_Activity_: State how many lines of the records contain the string "JSON". Give the number alone.

_Available data_:
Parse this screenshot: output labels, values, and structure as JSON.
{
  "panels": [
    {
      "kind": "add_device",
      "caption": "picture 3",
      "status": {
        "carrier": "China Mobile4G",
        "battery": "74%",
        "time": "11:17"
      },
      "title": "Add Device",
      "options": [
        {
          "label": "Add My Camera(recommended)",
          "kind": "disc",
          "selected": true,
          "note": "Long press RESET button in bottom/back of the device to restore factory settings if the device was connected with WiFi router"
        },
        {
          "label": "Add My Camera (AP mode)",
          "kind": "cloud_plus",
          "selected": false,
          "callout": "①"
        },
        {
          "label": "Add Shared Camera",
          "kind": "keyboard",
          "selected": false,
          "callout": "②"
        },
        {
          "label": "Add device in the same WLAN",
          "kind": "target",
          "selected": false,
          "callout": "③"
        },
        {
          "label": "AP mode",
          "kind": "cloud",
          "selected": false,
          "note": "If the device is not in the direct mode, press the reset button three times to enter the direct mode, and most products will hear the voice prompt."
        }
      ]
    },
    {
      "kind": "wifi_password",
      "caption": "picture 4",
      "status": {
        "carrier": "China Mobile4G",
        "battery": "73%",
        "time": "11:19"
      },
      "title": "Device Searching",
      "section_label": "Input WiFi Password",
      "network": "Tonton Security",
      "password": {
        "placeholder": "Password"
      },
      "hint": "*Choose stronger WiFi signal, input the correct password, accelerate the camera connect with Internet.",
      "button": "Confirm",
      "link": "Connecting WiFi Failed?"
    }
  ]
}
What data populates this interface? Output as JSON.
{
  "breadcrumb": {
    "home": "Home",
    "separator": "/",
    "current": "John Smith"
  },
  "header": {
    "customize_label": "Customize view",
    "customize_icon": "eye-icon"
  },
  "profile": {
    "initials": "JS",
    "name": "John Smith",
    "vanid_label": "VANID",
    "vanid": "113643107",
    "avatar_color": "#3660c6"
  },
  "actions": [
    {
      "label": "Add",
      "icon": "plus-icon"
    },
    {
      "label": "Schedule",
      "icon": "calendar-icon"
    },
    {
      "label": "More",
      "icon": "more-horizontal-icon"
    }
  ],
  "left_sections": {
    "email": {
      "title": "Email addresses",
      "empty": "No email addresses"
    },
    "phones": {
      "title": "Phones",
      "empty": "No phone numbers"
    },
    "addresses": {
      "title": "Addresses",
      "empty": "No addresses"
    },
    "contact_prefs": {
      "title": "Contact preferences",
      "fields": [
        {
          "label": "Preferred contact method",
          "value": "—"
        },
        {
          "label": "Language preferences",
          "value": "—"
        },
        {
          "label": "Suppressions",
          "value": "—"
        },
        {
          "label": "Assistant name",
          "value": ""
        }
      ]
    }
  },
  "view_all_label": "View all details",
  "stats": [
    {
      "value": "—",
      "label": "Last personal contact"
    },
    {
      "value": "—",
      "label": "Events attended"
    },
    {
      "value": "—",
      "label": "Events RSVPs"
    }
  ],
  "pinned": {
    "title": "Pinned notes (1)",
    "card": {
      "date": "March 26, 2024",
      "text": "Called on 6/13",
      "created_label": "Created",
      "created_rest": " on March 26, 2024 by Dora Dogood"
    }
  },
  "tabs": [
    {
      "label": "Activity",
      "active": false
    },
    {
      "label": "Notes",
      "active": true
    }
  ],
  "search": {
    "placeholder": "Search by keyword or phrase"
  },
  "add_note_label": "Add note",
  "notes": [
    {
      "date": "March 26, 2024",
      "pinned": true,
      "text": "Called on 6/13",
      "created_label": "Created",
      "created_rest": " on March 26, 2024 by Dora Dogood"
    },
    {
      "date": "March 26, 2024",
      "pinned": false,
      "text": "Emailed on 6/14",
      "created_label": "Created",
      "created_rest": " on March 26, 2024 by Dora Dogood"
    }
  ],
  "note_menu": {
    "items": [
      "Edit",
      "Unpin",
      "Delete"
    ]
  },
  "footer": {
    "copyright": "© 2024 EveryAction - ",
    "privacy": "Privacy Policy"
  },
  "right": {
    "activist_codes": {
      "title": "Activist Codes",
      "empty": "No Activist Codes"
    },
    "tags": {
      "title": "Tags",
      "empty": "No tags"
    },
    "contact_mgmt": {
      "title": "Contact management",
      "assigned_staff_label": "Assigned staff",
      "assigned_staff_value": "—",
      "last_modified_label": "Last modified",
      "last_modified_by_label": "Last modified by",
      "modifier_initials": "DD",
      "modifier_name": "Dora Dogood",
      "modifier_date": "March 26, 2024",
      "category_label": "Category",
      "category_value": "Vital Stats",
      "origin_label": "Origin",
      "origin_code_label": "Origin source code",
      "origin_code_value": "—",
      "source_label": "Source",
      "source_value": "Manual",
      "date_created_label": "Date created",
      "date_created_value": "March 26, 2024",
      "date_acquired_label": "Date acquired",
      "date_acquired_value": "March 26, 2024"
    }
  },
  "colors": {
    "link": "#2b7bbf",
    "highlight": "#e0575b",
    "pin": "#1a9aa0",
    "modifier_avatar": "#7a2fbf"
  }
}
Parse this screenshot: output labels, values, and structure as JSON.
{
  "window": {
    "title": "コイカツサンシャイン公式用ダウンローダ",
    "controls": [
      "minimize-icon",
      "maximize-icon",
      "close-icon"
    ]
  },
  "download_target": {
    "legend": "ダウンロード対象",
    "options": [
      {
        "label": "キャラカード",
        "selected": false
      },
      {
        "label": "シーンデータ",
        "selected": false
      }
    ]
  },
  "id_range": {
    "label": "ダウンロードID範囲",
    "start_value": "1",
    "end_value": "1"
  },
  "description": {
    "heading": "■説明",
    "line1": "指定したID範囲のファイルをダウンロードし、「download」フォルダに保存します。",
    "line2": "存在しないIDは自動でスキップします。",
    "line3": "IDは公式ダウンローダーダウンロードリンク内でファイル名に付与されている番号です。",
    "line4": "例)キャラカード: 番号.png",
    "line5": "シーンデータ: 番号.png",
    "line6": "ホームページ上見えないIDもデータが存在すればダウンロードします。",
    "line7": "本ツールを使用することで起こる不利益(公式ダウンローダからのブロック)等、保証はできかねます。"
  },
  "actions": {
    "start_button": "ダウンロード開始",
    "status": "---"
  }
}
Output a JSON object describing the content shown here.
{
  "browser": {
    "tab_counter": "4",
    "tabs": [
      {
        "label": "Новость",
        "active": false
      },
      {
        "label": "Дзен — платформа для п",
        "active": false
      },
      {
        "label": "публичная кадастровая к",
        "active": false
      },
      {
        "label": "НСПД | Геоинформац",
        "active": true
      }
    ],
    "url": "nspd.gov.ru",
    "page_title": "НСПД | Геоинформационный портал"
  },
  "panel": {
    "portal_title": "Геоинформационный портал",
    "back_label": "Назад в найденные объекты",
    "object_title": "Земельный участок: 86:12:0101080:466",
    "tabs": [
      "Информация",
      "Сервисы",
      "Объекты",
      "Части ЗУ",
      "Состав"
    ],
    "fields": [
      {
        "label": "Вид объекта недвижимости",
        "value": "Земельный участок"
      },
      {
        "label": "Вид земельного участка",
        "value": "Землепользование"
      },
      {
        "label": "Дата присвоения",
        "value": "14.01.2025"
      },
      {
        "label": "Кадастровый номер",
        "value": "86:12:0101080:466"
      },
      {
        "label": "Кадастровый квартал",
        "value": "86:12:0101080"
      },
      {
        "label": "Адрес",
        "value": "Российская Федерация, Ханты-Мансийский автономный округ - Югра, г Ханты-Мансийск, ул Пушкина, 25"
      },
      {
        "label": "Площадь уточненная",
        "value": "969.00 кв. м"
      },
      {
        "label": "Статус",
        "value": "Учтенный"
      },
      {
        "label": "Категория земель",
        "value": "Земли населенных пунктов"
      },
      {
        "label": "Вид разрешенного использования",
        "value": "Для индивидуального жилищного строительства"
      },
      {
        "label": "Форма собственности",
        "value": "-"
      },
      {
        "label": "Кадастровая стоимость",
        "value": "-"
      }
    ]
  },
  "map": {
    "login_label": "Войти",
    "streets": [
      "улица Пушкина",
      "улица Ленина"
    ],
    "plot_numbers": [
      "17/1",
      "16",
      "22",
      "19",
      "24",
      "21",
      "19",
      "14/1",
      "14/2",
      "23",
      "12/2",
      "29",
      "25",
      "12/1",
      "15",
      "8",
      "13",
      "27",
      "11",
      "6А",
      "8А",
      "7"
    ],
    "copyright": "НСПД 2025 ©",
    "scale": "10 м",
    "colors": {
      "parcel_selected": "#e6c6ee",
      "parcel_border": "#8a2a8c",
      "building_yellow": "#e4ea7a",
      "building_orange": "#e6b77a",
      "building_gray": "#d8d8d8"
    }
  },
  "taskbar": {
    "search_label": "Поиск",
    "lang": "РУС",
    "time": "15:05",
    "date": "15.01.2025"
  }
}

_Task response_: 4